Sara Barker and Kathy Murphy

Today, in a status conference with Lambda Legal in federal court in Chicago, the Department of Justice announced that the Social Security Administration (SSA) will apply the U.S. Supreme Court's recent landmark marriage ruling retroactively and process pending spousal benefits claims for same-sex couples who lived in states that did not previously recognize their marriages.

According to the Department of Justice, the new policy will apply to previously filed claims still pending in the administrative process or litigation. The expected policy change follows the Supreme Court’s June decision striking down marriage bans across the country.

Lambda Legal is pleased to receive this confirmation that the Social Security Administration will soon announce a change to their spousal benefits policy that could right a wrong for hundreds of same-sex spouses, like our clients Kathy and Dave, whose claims are still in the administrative process or in litigation because their home states refused to recognize their marriages.

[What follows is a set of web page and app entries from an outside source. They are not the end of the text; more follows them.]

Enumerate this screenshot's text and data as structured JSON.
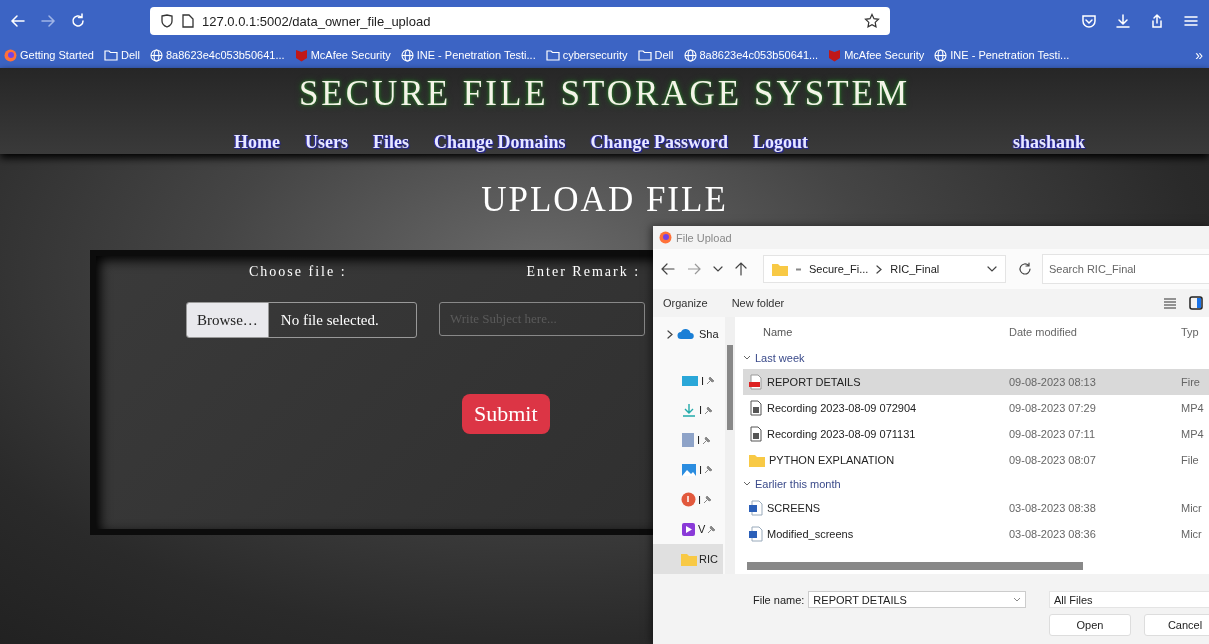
{
  "browser": {
    "url": "127.0.0.1:5002/data_owner_file_upload",
    "bookmarks": [
      {
        "label": "Getting Started",
        "kind": "firefox"
      },
      {
        "label": "Dell",
        "kind": "folder"
      },
      {
        "label": "8a8623e4c053b50641...",
        "kind": "globe"
      },
      {
        "label": "McAfee Security",
        "kind": "mcafee"
      },
      {
        "label": "INE - Penetration Testi...",
        "kind": "globe"
      },
      {
        "label": "cybersecurity",
        "kind": "folder"
      },
      {
        "label": "Dell",
        "kind": "folder"
      },
      {
        "label": "8a8623e4c053b50641...",
        "kind": "globe"
      },
      {
        "label": "McAfee Security",
        "kind": "mcafee"
      },
      {
        "label": "INE - Penetration Testi...",
        "kind": "globe"
      }
    ],
    "overflow": "»"
  },
  "site": {
    "title": "SECURE FILE STORAGE SYSTEM",
    "nav": [
      "Home",
      "Users",
      "Files",
      "Change Domains",
      "Change Password",
      "Logout"
    ],
    "user": "shashank",
    "heading": "UPLOAD FILE",
    "form": {
      "file_label": "Choose file :",
      "browse": "Browse…",
      "file_status": "No file selected.",
      "remark_label": "Enter Remark :",
      "remark_placeholder": "Write Subject here...",
      "submit": "Submit"
    }
  },
  "dialog": {
    "title": "File Upload",
    "path": [
      "Secure_Fi...",
      "RIC_Final"
    ],
    "search_placeholder": "Search RIC_Final",
    "organize": "Organize",
    "new_folder": "New folder",
    "sidebar": [
      {
        "label": "Sha",
        "kind": "cloud"
      },
      {
        "label": "I",
        "kind": "desktop"
      },
      {
        "label": "I",
        "kind": "download"
      },
      {
        "label": "I",
        "kind": "document"
      },
      {
        "label": "I",
        "kind": "pictures"
      },
      {
        "label": "I",
        "kind": "music"
      },
      {
        "label": "V",
        "kind": "videos"
      },
      {
        "label": "RIC",
        "kind": "folder"
      }
    ],
    "columns": [
      "Name",
      "Date modified",
      "Typ"
    ],
    "groups": [
      {
        "label": "Last week",
        "files": [
          {
            "name": "REPORT DETAILS",
            "date": "09-08-2023 08:13",
            "type": "Fire",
            "kind": "pdf",
            "selected": true
          },
          {
            "name": "Recording 2023-08-09 072904",
            "date": "09-08-2023 07:29",
            "type": "MP4",
            "kind": "video",
            "selected": false
          },
          {
            "name": "Recording 2023-08-09 071131",
            "date": "09-08-2023 07:11",
            "type": "MP4",
            "kind": "video",
            "selected": false
          },
          {
            "name": "PYTHON EXPLANATION",
            "date": "09-08-2023 08:07",
            "type": "File",
            "kind": "folder",
            "selected": false
          }
        ]
      },
      {
        "label": "Earlier this month",
        "files": [
          {
            "name": "SCREENS",
            "date": "03-08-2023 08:38",
            "type": "Micr",
            "kind": "word",
            "selected": false
          },
          {
            "name": "Modified_screens",
            "date": "03-08-2023 08:36",
            "type": "Micr",
            "kind": "word",
            "selected": false
          }
        ]
      }
    ],
    "file_name_label": "File name:",
    "file_name": "REPORT DETAILS",
    "filter": "All Files",
    "buttons": [
      "Open",
      "Cancel"
    ]
  }
}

SSA has not announced when this policy change will be posted and implemented, but we look forward to reviewing the details and working with the agency to ensure that those who had been wrongly denied in the past will not have to wait longer to have their relationships treated with dignity by the federal government.

With this good news, we are hopeful that widows, widowers and retirees, wherever they lived, who need Social Security spousal benefits earned through years of hard work will soon be able to receive them. We urge the SSA to move quickly to right the injustice to same-sex spouses whose marriages were unconstitutionally disrespected and who await Social Security protections."

Last year, Lambda Legal filed federal lawsuits on behalf of Dave Williams (pictured above with Carl Allen), a widower, formerly of Arkansas, now a Chicagoan, who was denied spousal benefits after the death of his husband; Kathy Murphy, a Texas widow denied spousal benefits after the death of her wife; and the National Committee to Preserve Social Security and Medicare.

Read the press release.